Segment Start: Stored data

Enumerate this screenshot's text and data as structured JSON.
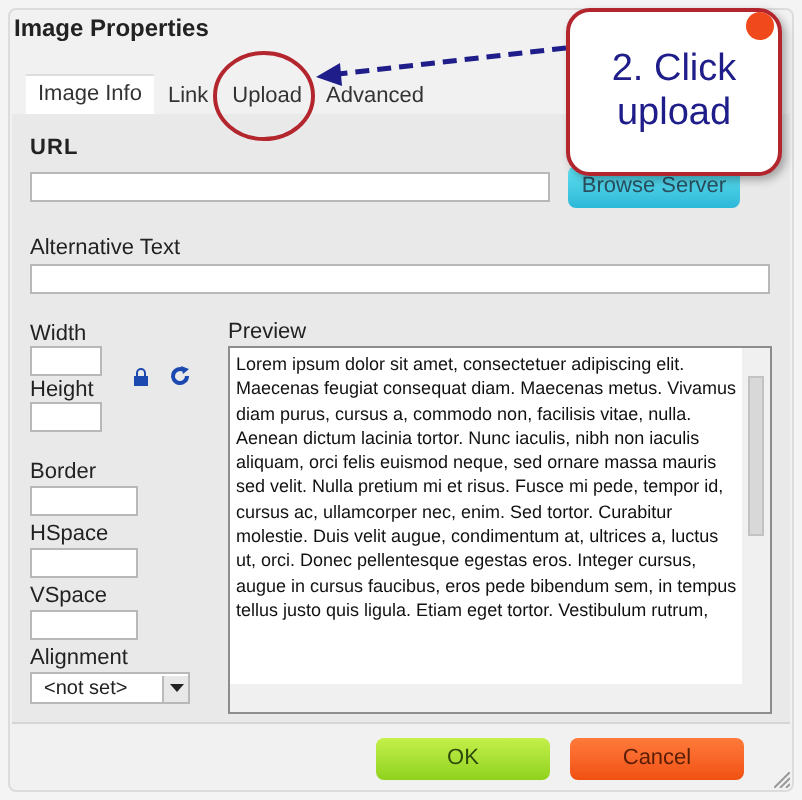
{
  "dialog": {
    "title": "Image Properties"
  },
  "tabs": [
    {
      "label": "Image Info",
      "selected": true
    },
    {
      "label": "Link",
      "selected": false
    },
    {
      "label": "Upload",
      "selected": false
    },
    {
      "label": "Advanced",
      "selected": false
    }
  ],
  "url": {
    "label": "URL"
  },
  "browse_button": "Browse Server",
  "alt_text": {
    "label": "Alternative Text"
  },
  "size_fields": [
    {
      "label": "Width"
    },
    {
      "label": "Height"
    }
  ],
  "spacing_fields": [
    {
      "label": "Border"
    },
    {
      "label": "HSpace"
    },
    {
      "label": "VSpace"
    }
  ],
  "alignment": {
    "label": "Alignment",
    "value": "<not set>"
  },
  "preview": {
    "label": "Preview",
    "text": "Lorem ipsum dolor sit amet, consectetuer adipiscing elit. Maecenas feugiat consequat diam. Maecenas metus. Vivamus diam purus, cursus a, commodo non, facilisis vitae, nulla. Aenean dictum lacinia tortor. Nunc iaculis, nibh non iaculis aliquam, orci felis euismod neque, sed ornare massa mauris sed velit. Nulla pretium mi et risus. Fusce mi pede, tempor id, cursus ac, ullamcorper nec, enim. Sed tortor. Curabitur molestie. Duis velit augue, condimentum at, ultrices a, luctus ut, orci. Donec pellentesque egestas eros. Integer cursus, augue in cursus faucibus, eros pede bibendum sem, in tempus tellus justo quis ligula. Etiam eget tortor. Vestibulum rutrum,"
  },
  "buttons": [
    {
      "label": "OK",
      "kind": "ok"
    },
    {
      "label": "Cancel",
      "kind": "cancel"
    }
  ],
  "callout": {
    "text": "2. Click upload"
  }
}
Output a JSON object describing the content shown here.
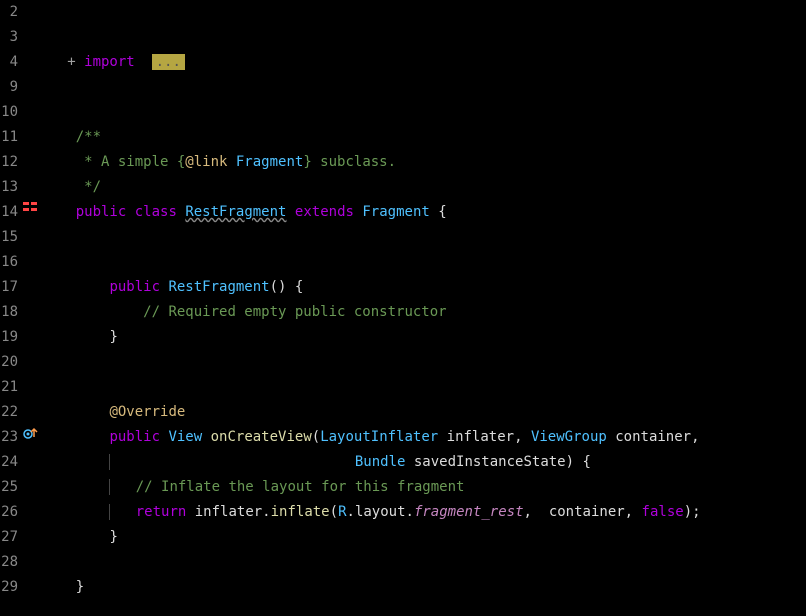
{
  "gutter": {
    "l2": "2",
    "l3": "3",
    "l4": "4",
    "l9": "9",
    "l10": "10",
    "l11": "11",
    "l12": "12",
    "l13": "13",
    "l14": "14",
    "l15": "15",
    "l16": "16",
    "l17": "17",
    "l18": "18",
    "l19": "19",
    "l20": "20",
    "l21": "21",
    "l22": "22",
    "l23": "23",
    "l24": "24",
    "l25": "25",
    "l26": "26",
    "l27": "27",
    "l28": "28",
    "l29": "29"
  },
  "code": {
    "import_plus": "   +",
    "import_kw": " import ",
    "import_ellipsis": "...",
    "doc_start": "    /**",
    "doc_l1a": "     * A simple {",
    "doc_l1b": "@link",
    "doc_l1c": " Fragment",
    "doc_l1d": "} subclass.",
    "doc_end": "     */",
    "cls_public": "public",
    "cls_sp": " ",
    "cls_class": "class",
    "cls_name": "RestFragment",
    "cls_extends": "extends",
    "cls_super": "Fragment",
    "cls_open": " {",
    "ctor_public": "public",
    "ctor_name": "RestFragment",
    "ctor_paren": "()",
    "ctor_open": " {",
    "ctor_cmt": "// Required empty public constructor",
    "ctor_close": "}",
    "override": "@Override",
    "ocv_public": "public",
    "ocv_view": "View",
    "ocv_name": "onCreateView",
    "ocv_paren_o": "(",
    "ocv_t1": "LayoutInflater",
    "ocv_p1": " inflater",
    "ocv_comma": ", ",
    "ocv_t2": "ViewGroup",
    "ocv_p2": " container",
    "ocv_comma2": ",",
    "ocv_t3": "Bundle",
    "ocv_p3": " savedInstanceState",
    "ocv_paren_c": ")",
    "ocv_open": " {",
    "inflate_cmt": "// Inflate the layout for this fragment",
    "ret_kw": "return",
    "ret_obj": " inflater.",
    "ret_call": "inflate",
    "ret_paren_o": "(",
    "ret_r": "R",
    "ret_dot1": ".",
    "ret_layout": "layout",
    "ret_dot2": ".",
    "ret_frag": "fragment_rest",
    "ret_comma1": ",  container, ",
    "ret_false": "false",
    "ret_end": ");",
    "ocv_close": "}",
    "cls_close": "}",
    "pad4": "    ",
    "pad8": "        ",
    "pad12": "            ",
    "pad_param": "                             "
  }
}
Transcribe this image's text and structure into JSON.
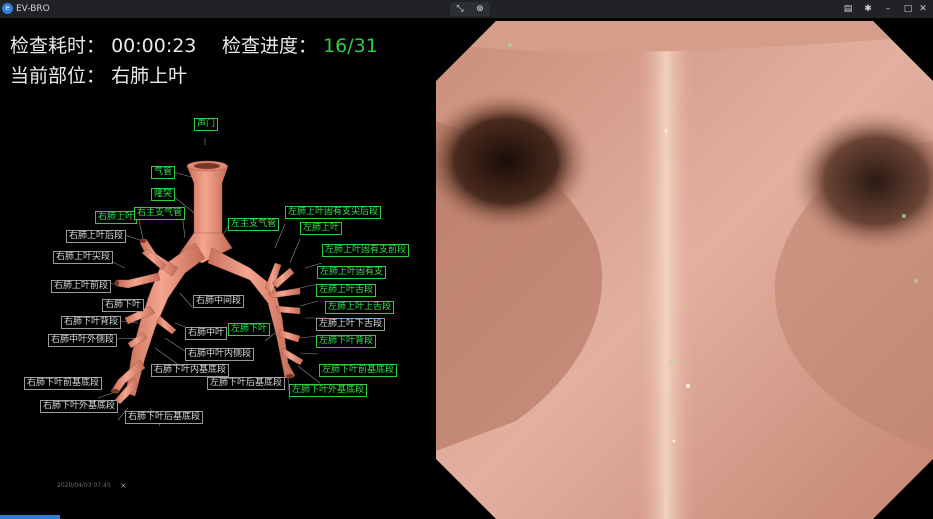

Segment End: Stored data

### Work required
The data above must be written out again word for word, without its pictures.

### Solved exercise
Enumerate this screenshot's text and data as structured JSON.
{
  "dialog": {
    "title": "Image Properties"
  },
  "tabs": [
    {
      "label": "Image Info",
      "selected": true
    },
    {
      "label": "Link",
      "selected": false
    },
    {
      "label": "Upload",
      "selected": false
    },
    {
      "label": "Advanced",
      "selected": false
    }
  ],
  "url": {
    "label": "URL"
  },
  "browse_button": "Browse Server",
  "alt_text": {
    "label": "Alternative Text"
  },
  "size_fields": [
    {
      "label": "Width"
    },
    {
      "label": "Height"
    }
  ],
  "spacing_fields": [
    {
      "label": "Border"
    },
    {
      "label": "HSpace"
    },
    {
      "label": "VSpace"
    }
  ],
  "alignment": {
    "label": "Alignment",
    "value": "<not set>"
  },
  "preview": {
    "label": "Preview",
    "text": "Lorem ipsum dolor sit amet, consectetuer adipiscing elit. Maecenas feugiat consequat diam. Maecenas metus. Vivamus diam purus, cursus a, commodo non, facilisis vitae, nulla. Aenean dictum lacinia tortor. Nunc iaculis, nibh non iaculis aliquam, orci felis euismod neque, sed ornare massa mauris sed velit. Nulla pretium mi et risus. Fusce mi pede, tempor id, cursus ac, ullamcorper nec, enim. Sed tortor. Curabitur molestie. Duis velit augue, condimentum at, ultrices a, luctus ut, orci. Donec pellentesque egestas eros. Integer cursus, augue in cursus faucibus, eros pede bibendum sem, in tempus tellus justo quis ligula. Etiam eget tortor. Vestibulum rutrum,"
  },
  "buttons": [
    {
      "label": "OK",
      "kind": "ok"
    },
    {
      "label": "Cancel",
      "kind": "cancel"
    }
  ],
  "callout": {
    "text": "2. Click upload"
  }
}
Output a JSON object describing the content shown here.
{
  "gutter": {
    "l2": "2",
    "l3": "3",
    "l4": "4",
    "l9": "9",
    "l10": "10",
    "l11": "11",
    "l12": "12",
    "l13": "13",
    "l14": "14",
    "l15": "15",
    "l16": "16",
    "l17": "17",
    "l18": "18",
    "l19": "19",
    "l20": "20",
    "l21": "21",
    "l22": "22",
    "l23": "23",
    "l24": "24",
    "l25": "25",
    "l26": "26",
    "l27": "27",
    "l28": "28",
    "l29": "29"
  },
  "code": {
    "import_plus": "   +",
    "import_kw": " import ",
    "import_ellipsis": "...",
    "doc_start": "    /**",
    "doc_l1a": "     * A simple {",
    "doc_l1b": "@link",
    "doc_l1c": " Fragment",
    "doc_l1d": "} subclass.",
    "doc_end": "     */",
    "cls_public": "public",
    "cls_sp": " ",
    "cls_class": "class",
    "cls_name": "RestFragment",
    "cls_extends": "extends",
    "cls_super": "Fragment",
    "cls_open": " {",
    "ctor_public": "public",
    "ctor_name": "RestFragment",
    "ctor_paren": "()",
    "ctor_open": " {",
    "ctor_cmt": "// Required empty public constructor",
    "ctor_close": "}",
    "override": "@Override",
    "ocv_public": "public",
    "ocv_view": "View",
    "ocv_name": "onCreateView",
    "ocv_paren_o": "(",
    "ocv_t1": "LayoutInflater",
    "ocv_p1": " inflater",
    "ocv_comma": ", ",
    "ocv_t2": "ViewGroup",
    "ocv_p2": " container",
    "ocv_comma2": ",",
    "ocv_t3": "Bundle",
    "ocv_p3": " savedInstanceState",
    "ocv_paren_c": ")",
    "ocv_open": " {",
    "inflate_cmt": "// Inflate the layout for this fragment",
    "ret_kw": "return",
    "ret_obj": " inflater.",
    "ret_call": "inflate",
    "ret_paren_o": "(",
    "ret_r": "R",
    "ret_dot1": ".",
    "ret_layout": "layout",
    "ret_dot2": ".",
    "ret_frag": "fragment_rest",
    "ret_comma1": ",  container, ",
    "ret_false": "false",
    "ret_end": ");",
    "ocv_close": "}",
    "cls_close": "}",
    "pad4": "    ",
    "pad8": "        ",
    "pad12": "            ",
    "pad_param": "                             "
  }
}
Transcribe this image's text and structure into JSON.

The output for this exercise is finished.